[Start of section]

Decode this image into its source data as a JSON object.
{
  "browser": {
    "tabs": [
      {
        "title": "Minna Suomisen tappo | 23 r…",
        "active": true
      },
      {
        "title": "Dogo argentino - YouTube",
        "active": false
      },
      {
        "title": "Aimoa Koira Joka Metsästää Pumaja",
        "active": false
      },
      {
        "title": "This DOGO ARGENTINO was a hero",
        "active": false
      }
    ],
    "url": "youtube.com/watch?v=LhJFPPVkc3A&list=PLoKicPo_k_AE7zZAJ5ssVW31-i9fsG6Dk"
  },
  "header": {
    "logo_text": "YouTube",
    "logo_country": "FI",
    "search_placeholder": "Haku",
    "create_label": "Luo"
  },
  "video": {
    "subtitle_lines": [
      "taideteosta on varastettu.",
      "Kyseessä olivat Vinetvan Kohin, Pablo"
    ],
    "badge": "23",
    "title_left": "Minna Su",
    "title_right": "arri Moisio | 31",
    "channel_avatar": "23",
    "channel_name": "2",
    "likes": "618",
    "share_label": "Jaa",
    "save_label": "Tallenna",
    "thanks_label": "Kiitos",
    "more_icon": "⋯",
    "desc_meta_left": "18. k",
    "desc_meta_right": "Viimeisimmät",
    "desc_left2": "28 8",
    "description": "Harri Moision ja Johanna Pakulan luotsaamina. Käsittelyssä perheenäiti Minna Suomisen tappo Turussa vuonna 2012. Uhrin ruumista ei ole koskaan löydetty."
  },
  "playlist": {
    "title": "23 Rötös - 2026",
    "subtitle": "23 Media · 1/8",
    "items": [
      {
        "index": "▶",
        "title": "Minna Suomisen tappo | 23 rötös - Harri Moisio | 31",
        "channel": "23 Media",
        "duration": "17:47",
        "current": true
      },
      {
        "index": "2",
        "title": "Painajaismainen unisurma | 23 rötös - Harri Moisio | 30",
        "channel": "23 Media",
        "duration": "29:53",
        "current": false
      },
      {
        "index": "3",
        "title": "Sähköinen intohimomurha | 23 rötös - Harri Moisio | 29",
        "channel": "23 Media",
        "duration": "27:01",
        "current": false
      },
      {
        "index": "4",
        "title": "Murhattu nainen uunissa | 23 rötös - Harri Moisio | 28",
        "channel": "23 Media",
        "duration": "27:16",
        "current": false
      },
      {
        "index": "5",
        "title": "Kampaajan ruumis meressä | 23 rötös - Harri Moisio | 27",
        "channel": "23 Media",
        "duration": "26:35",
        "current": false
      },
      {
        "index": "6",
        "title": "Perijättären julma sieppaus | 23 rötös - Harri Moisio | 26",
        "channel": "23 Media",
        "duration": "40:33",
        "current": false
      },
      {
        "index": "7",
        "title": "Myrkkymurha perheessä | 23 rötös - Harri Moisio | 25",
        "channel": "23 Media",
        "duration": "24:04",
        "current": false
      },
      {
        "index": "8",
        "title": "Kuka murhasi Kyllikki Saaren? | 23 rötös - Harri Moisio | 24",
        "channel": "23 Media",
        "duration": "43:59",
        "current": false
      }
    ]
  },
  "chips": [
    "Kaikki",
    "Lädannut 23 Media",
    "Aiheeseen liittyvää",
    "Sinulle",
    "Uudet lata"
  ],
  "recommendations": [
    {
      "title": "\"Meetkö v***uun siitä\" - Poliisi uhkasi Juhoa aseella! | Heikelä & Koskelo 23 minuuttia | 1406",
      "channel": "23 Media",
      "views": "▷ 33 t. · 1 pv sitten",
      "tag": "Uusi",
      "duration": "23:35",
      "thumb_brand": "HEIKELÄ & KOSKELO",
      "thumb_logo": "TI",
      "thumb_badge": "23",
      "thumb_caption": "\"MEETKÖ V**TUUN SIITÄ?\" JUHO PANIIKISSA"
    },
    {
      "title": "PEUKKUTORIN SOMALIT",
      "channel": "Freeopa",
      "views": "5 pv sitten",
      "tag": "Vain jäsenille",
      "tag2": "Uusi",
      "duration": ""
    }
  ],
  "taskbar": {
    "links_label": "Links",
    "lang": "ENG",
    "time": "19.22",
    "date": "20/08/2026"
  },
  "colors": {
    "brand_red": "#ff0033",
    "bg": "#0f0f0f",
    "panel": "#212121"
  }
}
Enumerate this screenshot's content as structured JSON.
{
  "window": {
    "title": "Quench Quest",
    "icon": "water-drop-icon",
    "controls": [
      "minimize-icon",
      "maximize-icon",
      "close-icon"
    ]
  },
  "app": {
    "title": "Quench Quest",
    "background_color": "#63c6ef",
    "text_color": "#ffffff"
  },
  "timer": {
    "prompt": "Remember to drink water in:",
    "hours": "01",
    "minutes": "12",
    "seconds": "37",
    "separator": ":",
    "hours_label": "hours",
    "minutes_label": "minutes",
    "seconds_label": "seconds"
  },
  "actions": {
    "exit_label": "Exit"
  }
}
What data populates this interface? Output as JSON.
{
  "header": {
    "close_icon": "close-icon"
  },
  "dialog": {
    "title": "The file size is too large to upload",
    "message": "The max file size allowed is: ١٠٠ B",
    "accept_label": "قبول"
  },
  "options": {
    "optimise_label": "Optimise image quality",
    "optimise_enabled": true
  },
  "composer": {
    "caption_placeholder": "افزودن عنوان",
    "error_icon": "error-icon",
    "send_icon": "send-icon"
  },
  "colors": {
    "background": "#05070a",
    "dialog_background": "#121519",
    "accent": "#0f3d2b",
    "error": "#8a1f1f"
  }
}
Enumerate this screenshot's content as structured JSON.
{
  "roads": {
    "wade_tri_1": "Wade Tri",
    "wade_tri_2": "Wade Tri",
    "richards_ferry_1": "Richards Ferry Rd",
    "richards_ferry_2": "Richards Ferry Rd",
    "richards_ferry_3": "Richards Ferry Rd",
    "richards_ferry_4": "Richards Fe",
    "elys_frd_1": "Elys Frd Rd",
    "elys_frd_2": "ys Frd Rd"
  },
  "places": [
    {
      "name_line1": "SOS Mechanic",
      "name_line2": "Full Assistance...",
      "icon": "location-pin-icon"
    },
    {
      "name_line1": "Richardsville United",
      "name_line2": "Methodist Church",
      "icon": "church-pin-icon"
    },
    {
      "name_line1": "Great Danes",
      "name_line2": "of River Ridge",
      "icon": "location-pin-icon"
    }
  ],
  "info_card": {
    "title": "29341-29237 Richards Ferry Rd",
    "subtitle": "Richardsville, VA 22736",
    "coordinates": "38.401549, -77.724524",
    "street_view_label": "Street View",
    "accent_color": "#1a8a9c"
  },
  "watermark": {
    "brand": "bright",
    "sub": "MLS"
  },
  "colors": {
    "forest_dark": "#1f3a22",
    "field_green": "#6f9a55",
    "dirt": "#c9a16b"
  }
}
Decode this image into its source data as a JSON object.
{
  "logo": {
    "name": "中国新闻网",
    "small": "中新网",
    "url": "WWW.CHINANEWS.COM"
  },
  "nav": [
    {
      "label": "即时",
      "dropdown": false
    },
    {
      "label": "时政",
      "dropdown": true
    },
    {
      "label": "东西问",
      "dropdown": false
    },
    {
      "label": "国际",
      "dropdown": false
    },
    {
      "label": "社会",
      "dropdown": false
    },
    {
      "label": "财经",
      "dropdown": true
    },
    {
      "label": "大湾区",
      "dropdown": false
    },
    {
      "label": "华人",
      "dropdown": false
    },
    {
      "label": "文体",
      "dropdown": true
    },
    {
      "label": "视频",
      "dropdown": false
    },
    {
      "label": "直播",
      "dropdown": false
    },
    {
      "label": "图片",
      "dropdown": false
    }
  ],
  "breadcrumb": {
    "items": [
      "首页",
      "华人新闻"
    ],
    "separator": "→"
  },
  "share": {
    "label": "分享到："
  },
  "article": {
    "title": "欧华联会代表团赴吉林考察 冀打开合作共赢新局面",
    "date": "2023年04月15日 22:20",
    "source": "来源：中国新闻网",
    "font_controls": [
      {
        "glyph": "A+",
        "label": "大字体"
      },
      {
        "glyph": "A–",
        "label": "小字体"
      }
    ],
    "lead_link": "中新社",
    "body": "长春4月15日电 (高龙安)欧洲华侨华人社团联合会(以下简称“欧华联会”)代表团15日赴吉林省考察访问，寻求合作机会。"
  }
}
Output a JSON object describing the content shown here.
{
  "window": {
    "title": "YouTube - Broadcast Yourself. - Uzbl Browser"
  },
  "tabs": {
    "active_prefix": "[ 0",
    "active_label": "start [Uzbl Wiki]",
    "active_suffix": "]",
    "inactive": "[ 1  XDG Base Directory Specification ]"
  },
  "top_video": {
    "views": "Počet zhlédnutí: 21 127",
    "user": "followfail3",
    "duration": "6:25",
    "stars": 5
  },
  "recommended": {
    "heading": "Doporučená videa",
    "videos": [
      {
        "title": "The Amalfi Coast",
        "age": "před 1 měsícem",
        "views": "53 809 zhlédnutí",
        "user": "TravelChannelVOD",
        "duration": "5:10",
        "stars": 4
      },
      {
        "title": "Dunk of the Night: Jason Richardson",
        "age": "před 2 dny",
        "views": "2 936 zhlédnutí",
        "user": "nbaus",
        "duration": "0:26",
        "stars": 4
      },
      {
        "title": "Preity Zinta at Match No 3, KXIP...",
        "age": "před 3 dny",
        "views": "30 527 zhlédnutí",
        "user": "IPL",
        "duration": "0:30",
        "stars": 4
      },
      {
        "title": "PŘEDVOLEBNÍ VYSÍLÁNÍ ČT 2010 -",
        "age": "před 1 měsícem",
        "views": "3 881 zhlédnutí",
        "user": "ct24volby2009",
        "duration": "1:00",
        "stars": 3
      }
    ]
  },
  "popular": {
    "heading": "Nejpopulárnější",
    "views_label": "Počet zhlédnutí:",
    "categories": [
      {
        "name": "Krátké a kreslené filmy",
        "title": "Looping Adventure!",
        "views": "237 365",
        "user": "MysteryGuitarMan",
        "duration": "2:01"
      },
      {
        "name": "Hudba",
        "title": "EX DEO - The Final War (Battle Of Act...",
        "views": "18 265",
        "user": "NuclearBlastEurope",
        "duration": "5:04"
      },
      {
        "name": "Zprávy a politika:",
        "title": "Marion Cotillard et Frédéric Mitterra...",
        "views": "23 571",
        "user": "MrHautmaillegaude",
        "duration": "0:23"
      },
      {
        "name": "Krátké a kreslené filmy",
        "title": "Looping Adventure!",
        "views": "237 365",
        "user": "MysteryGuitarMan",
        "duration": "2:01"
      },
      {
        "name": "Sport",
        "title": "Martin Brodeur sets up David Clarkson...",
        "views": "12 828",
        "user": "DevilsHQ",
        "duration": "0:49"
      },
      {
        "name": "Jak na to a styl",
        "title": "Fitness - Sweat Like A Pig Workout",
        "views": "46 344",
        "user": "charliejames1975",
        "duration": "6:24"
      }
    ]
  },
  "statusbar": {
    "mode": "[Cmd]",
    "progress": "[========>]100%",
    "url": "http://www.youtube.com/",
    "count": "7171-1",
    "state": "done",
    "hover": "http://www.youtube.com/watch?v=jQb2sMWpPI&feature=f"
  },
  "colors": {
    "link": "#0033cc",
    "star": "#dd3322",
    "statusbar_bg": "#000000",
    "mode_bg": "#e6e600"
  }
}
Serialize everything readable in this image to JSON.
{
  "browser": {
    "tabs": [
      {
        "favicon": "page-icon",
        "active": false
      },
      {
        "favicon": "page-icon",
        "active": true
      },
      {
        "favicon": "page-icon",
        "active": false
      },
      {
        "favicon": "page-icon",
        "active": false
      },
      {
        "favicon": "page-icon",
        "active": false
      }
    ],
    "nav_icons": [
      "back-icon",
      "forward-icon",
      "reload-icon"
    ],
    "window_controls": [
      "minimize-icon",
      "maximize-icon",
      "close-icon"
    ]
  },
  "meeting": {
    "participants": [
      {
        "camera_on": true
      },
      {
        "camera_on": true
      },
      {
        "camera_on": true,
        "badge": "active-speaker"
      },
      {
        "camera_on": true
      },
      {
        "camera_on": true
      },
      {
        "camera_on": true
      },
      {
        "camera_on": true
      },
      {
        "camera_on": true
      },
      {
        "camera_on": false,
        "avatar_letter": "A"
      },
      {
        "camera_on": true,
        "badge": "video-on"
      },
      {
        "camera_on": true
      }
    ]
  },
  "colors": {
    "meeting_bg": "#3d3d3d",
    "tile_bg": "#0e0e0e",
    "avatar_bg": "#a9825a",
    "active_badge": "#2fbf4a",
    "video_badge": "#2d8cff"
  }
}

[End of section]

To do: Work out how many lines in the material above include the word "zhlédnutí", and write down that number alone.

Response area: 6